HOW does the picture on your TV set get there? Can you describe the technology? If that's too hard, how about your telephone? How does it work?
If you don't know the answers to these questions, don't feel lonely. According to a recent survey, 9 out of 10 Americans don't understand the technology that lets them reach out and touch someone on the phone; fewer still know how TVs work.
``Many of the people we asked thought telephone signals were amplified through a hollow tube,'' says John Miller, who directed the survey for Northern Illinois University's Public Opinion Laboratory.
Dr. Miller's findings were presented in Baltimore last weekend at an education conference focusing on the ``technological illiteracy'' of the average US citizen.
Scientists and educators from around the United States debated what it means for Americans to live and work in a society in which they do not understand the basic principles behind the tools they use every day.
A lack of curiosity, together with poor teaching of math and science in the public schools, was cited as the causes for such technological illiteracy. Even though the much-heralded 1983 federal report on the public schools, ``A Nation at Risk,'' cited a need to improve science and math performance, and major federal initiatives were planned through such organizations as the National Science Foundation, little improvement has yet been made, conference members reported. Aggravating the problem is a worsening shortage of qualified teachers in these areas.
What concerned conference participants most is the growing gap between a ``scientific elite'' and the general public -- a gap that does not bode well for public decisionmaking on scientific and technical subjects as the nation moves into the 21st century.
``We produce the best physicists in the world,'' says Dr. Rustum Roy, director of the science, technology, and society program at Pennsylvania State University, which cosponsored the conference along with the American Association for the Advancement of Science (AAAS). ``But that's just a tiny fraction of the people,'' he adds.
John Rutherford of the AAAS remarks that in the 1980s, scientific and technological issues ``are different than they used to be'' and demand a better-informed public.
The ``magical acceptance'' of technology contributes to ``instability'' in public policy, he says, citing nuclear power plants as a prime example. People first thought the technology was wonderful ``for all the wrong reasons,'' he says, then turned sour on it, ``again, for the wrong reasons. Without at least some knowledge of technology, you have to flow with the tide -- take somebody else's opinion,'' Mr. Rutherford says.
Schools need to start early by giving children a basic scientific and technical vocabulary, he contends. Also, they need to better convey such basics as the differences between observation and inference, between theory and hypothesis.
One overriding question: Will there be enough teachers to meet these needs?
The Commission on Professionals in Science and Technology, an independent research firm in Washington, D.C., predicts that by the year 1990 Los Angeles County alone will require more science and math teachers than the entire country will produce by that time, should present trends continue. Last year, for example, three Midwestern states produced but one science teacher each, the research firm noted.

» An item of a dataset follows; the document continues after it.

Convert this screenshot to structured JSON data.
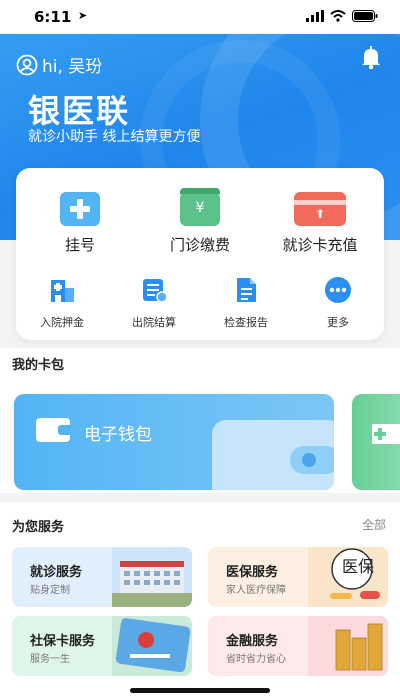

Reasons given for the scant crop of teachers are essentially the same as those cited in ``A Nation at Risk'': better pay, better opportunity for career advancement, and better working conditions in private industry than in teaching.
J. Myron Atkin, dean of Stanford University's School of Education, says the problem will need ``sustained attention'' over a span of about 20 years. So far, the shortfall has been handled mainly by teachers teaching out of their field, he says. ``Most reasonable people would say that the quality of such teaching is fairly low,'' he adds.
A recurring question at the Baltimore conference was whether people really need to be literate in science and technology.
Most speakers answered along the lines of Dr. Miller: ``We spend 13 years in school and billions of dollars on education. Learning a few scientific and technical ideas is not so much to ask.''
Since ``A Nation at Risk'' was published, about half the states have defined ``core curricula'' and set tougher graduation requirements that mandate more math and science instruction. Miller says students in these states ``sooner or later . . . will have to encounter something that looks like math. You can't spend three years balancing a checkbook.''
Beyond this, innovative teaching approaches are being developed at places like New York University and the Massachusetts Institute of Technology -- approaches that integrate science and technology into all subject areas, including the arts and humanities.
The result of such teaching, says Dr. Cecily Selby of New York University, is that ``kids become confident enough to ask questions about why rockets go up and how cars are made. They aren't alienated from the tools of their culture.''
Rutherford feels the learning needs to go deeper than ``just knowing how our tools work.'' He says students need to be ``more critical'' of technology -- understand how it fits into the patterns and structure of society.''